## AIM OF THE TASK
Make an exact copy of the records, and keep the pictures out of it.

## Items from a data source
##########

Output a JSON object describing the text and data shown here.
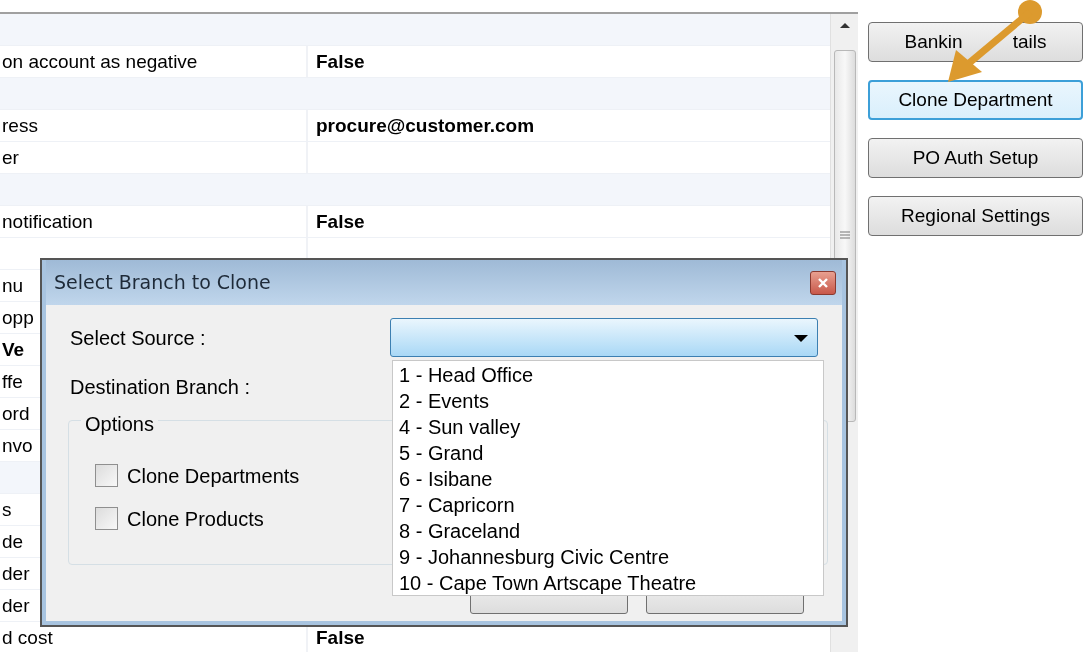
{
  "property_grid": {
    "rows": [
      {
        "kind": "category"
      },
      {
        "kind": "property",
        "label": "on account as negative",
        "value": "False"
      },
      {
        "kind": "category"
      },
      {
        "kind": "property",
        "label": "ress",
        "value": "procure@customer.com"
      },
      {
        "kind": "property",
        "label": "er"
      },
      {
        "kind": "category"
      },
      {
        "kind": "property",
        "label": "notification",
        "value": "False"
      },
      {
        "kind": "property"
      },
      {
        "kind": "property",
        "label": "nu"
      },
      {
        "kind": "property",
        "label": "opp"
      },
      {
        "kind": "property",
        "label": "Ve",
        "label_bold": true
      },
      {
        "kind": "property",
        "label": "ffe"
      },
      {
        "kind": "property",
        "label": "ord"
      },
      {
        "kind": "property",
        "label": "nvo"
      },
      {
        "kind": "category"
      },
      {
        "kind": "property",
        "label": "s"
      },
      {
        "kind": "property",
        "label": "de"
      },
      {
        "kind": "property",
        "label": "der"
      },
      {
        "kind": "property",
        "label": "der"
      },
      {
        "kind": "property",
        "label": "d cost",
        "value": "False"
      }
    ]
  },
  "side_buttons": [
    {
      "label_parts": [
        "Bankin",
        "tails"
      ],
      "focused": false
    },
    {
      "label": "Clone Department",
      "focused": true
    },
    {
      "label": "PO Auth Setup",
      "focused": false
    },
    {
      "label": "Regional Settings",
      "focused": false
    }
  ],
  "dialog": {
    "title": "Select Branch to Clone",
    "source_label": "Select Source :",
    "destination_label": "Destination Branch :",
    "options_title": "Options",
    "options": [
      {
        "label": "Clone Departments",
        "checked": false
      },
      {
        "label": "Clone Products",
        "checked": false
      }
    ],
    "dropdown_items": [
      "1 - Head Office",
      "2 - Events",
      "4 - Sun valley",
      "5 - Grand",
      "6 - Isibane",
      "7 - Capricorn",
      "8 - Graceland",
      "9 - Johannesburg Civic Centre",
      "10 - Cape Town Artscape Theatre"
    ]
  }
}
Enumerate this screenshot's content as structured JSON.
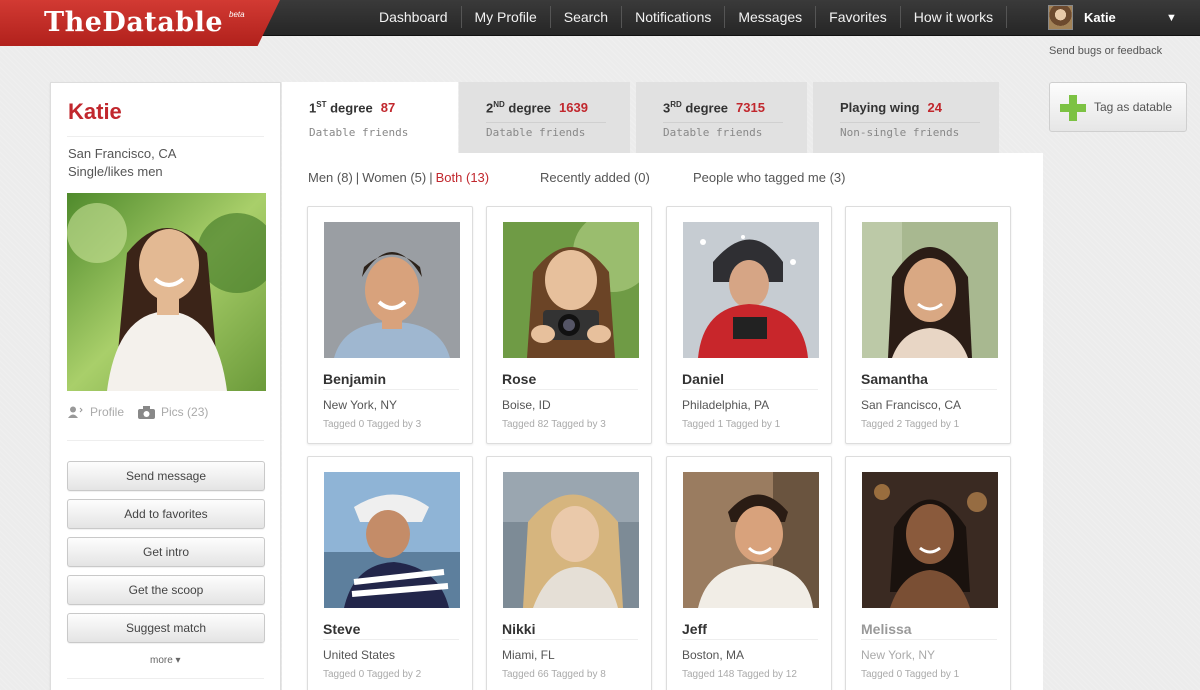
{
  "brand": {
    "name": "TheDatable",
    "beta": "beta"
  },
  "nav": {
    "items": [
      "Dashboard",
      "My Profile",
      "Search",
      "Notifications",
      "Messages",
      "Favorites",
      "How it works"
    ],
    "user": "Katie"
  },
  "feedback": "Send bugs or feedback",
  "profile": {
    "name": "Katie",
    "location": "San Francisco, CA",
    "status": "Single/likes men",
    "links": {
      "profile": "Profile",
      "pics": "Pics (23)"
    },
    "actions": [
      "Send message",
      "Add to favorites",
      "Get intro",
      "Get the scoop",
      "Suggest match"
    ],
    "more": "more ▾"
  },
  "tabs": [
    {
      "sup_base": "1",
      "sup": "ST",
      "title": " degree",
      "count": "87",
      "sub": "Datable friends",
      "active": true
    },
    {
      "sup_base": "2",
      "sup": "ND",
      "title": " degree",
      "count": "1639",
      "sub": "Datable friends",
      "active": false
    },
    {
      "sup_base": "3",
      "sup": "RD",
      "title": " degree",
      "count": "7315",
      "sub": "Datable friends",
      "active": false
    },
    {
      "sup_base": "",
      "sup": "",
      "title": "Playing wing",
      "count": "24",
      "sub": "Non-single friends",
      "active": false
    }
  ],
  "filters": {
    "men": "Men (8)",
    "sep": "|",
    "women": "Women (5)",
    "both": "Both (13)",
    "recent": "Recently added (0)",
    "tagged_me": "People who tagged me (3)"
  },
  "tag_button": "Tag as datable",
  "people": [
    {
      "name": "Benjamin",
      "location": "New York, NY",
      "tags": "Tagged 0   Tagged by 3"
    },
    {
      "name": "Rose",
      "location": "Boise, ID",
      "tags": "Tagged 82   Tagged by 3"
    },
    {
      "name": "Daniel",
      "location": "Philadelphia, PA",
      "tags": "Tagged 1   Tagged by 1"
    },
    {
      "name": "Samantha",
      "location": "San Francisco, CA",
      "tags": "Tagged 2   Tagged by 1"
    },
    {
      "name": "Steve",
      "location": "United States",
      "tags": "Tagged 0   Tagged by 2"
    },
    {
      "name": "Nikki",
      "location": "Miami, FL",
      "tags": "Tagged 66   Tagged by 8"
    },
    {
      "name": "Jeff",
      "location": "Boston, MA",
      "tags": "Tagged 148   Tagged by 12"
    },
    {
      "name": "Melissa",
      "location": "New York, NY",
      "tags": "Tagged 0   Tagged by 1"
    }
  ],
  "colors": {
    "brand_red": "#c1272d",
    "nav_dark": "#2b2b2b",
    "plus_green": "#7cc243"
  }
}
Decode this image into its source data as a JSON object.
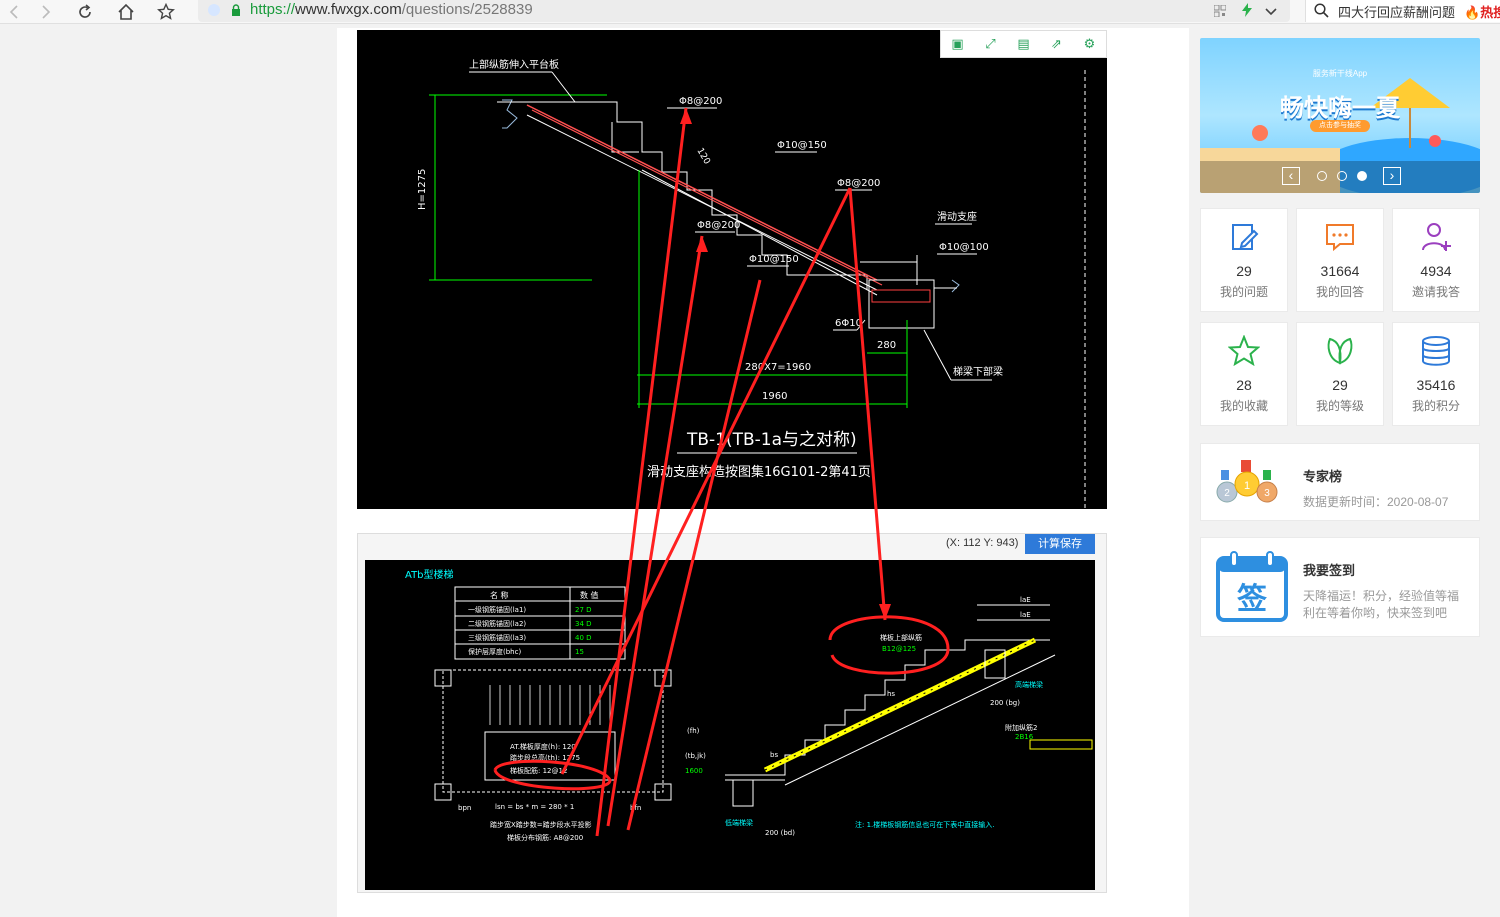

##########

## RESPONSE AREA
Output a JSON object describing the text and data shown here.
{
  "property_grid": {
    "rows": [
      {
        "kind": "category"
      },
      {
        "kind": "property",
        "label": "on account as negative",
        "value": "False"
      },
      {
        "kind": "category"
      },
      {
        "kind": "property",
        "label": "ress",
        "value": "procure@customer.com"
      },
      {
        "kind": "property",
        "label": "er"
      },
      {
        "kind": "category"
      },
      {
        "kind": "property",
        "label": "notification",
        "value": "False"
      },
      {
        "kind": "property"
      },
      {
        "kind": "property",
        "label": "nu"
      },
      {
        "kind": "property",
        "label": "opp"
      },
      {
        "kind": "property",
        "label": "Ve",
        "label_bold": true
      },
      {
        "kind": "property",
        "label": "ffe"
      },
      {
        "kind": "property",
        "label": "ord"
      },
      {
        "kind": "property",
        "label": "nvo"
      },
      {
        "kind": "category"
      },
      {
        "kind": "property",
        "label": "s"
      },
      {
        "kind": "property",
        "label": "de"
      },
      {
        "kind": "property",
        "label": "der"
      },
      {
        "kind": "property",
        "label": "der"
      },
      {
        "kind": "property",
        "label": "d cost",
        "value": "False"
      }
    ]
  },
  "side_buttons": [
    {
      "label_parts": [
        "Bankin",
        "tails"
      ],
      "focused": false
    },
    {
      "label": "Clone Department",
      "focused": true
    },
    {
      "label": "PO Auth Setup",
      "focused": false
    },
    {
      "label": "Regional Settings",
      "focused": false
    }
  ],
  "dialog": {
    "title": "Select Branch to Clone",
    "source_label": "Select Source :",
    "destination_label": "Destination Branch :",
    "options_title": "Options",
    "options": [
      {
        "label": "Clone Departments",
        "checked": false
      },
      {
        "label": "Clone Products",
        "checked": false
      }
    ],
    "dropdown_items": [
      "1 - Head Office",
      "2 - Events",
      "4 - Sun valley",
      "5 - Grand",
      "6 - Isibane",
      "7 - Capricorn",
      "8 - Graceland",
      "9 - Johannesburg Civic Centre",
      "10 - Cape Town Artscape Theatre"
    ]
  }
}
Enumerate this screenshot's content as structured JSON.
{
  "brand": {
    "name": "TheDatable",
    "beta": "beta"
  },
  "nav": {
    "items": [
      "Dashboard",
      "My Profile",
      "Search",
      "Notifications",
      "Messages",
      "Favorites",
      "How it works"
    ],
    "user": "Katie"
  },
  "feedback": "Send bugs or feedback",
  "profile": {
    "name": "Katie",
    "location": "San Francisco, CA",
    "status": "Single/likes men",
    "links": {
      "profile": "Profile",
      "pics": "Pics (23)"
    },
    "actions": [
      "Send message",
      "Add to favorites",
      "Get intro",
      "Get the scoop",
      "Suggest match"
    ],
    "more": "more ▾"
  },
  "tabs": [
    {
      "sup_base": "1",
      "sup": "ST",
      "title": " degree",
      "count": "87",
      "sub": "Datable friends",
      "active": true
    },
    {
      "sup_base": "2",
      "sup": "ND",
      "title": " degree",
      "count": "1639",
      "sub": "Datable friends",
      "active": false
    },
    {
      "sup_base": "3",
      "sup": "RD",
      "title": " degree",
      "count": "7315",
      "sub": "Datable friends",
      "active": false
    },
    {
      "sup_base": "",
      "sup": "",
      "title": "Playing wing",
      "count": "24",
      "sub": "Non-single friends",
      "active": false
    }
  ],
  "filters": {
    "men": "Men (8)",
    "sep": "|",
    "women": "Women (5)",
    "both": "Both (13)",
    "recent": "Recently added (0)",
    "tagged_me": "People who tagged me (3)"
  },
  "tag_button": "Tag as datable",
  "people": [
    {
      "name": "Benjamin",
      "location": "New York, NY",
      "tags": "Tagged 0   Tagged by 3"
    },
    {
      "name": "Rose",
      "location": "Boise, ID",
      "tags": "Tagged 82   Tagged by 3"
    },
    {
      "name": "Daniel",
      "location": "Philadelphia, PA",
      "tags": "Tagged 1   Tagged by 1"
    },
    {
      "name": "Samantha",
      "location": "San Francisco, CA",
      "tags": "Tagged 2   Tagged by 1"
    },
    {
      "name": "Steve",
      "location": "United States",
      "tags": "Tagged 0   Tagged by 2"
    },
    {
      "name": "Nikki",
      "location": "Miami, FL",
      "tags": "Tagged 66   Tagged by 8"
    },
    {
      "name": "Jeff",
      "location": "Boston, MA",
      "tags": "Tagged 148   Tagged by 12"
    },
    {
      "name": "Melissa",
      "location": "New York, NY",
      "tags": "Tagged 0   Tagged by 1"
    }
  ],
  "colors": {
    "brand_red": "#c1272d",
    "nav_dark": "#2b2b2b",
    "plus_green": "#7cc243"
  }
}
Decode this image into its source data as a JSON object.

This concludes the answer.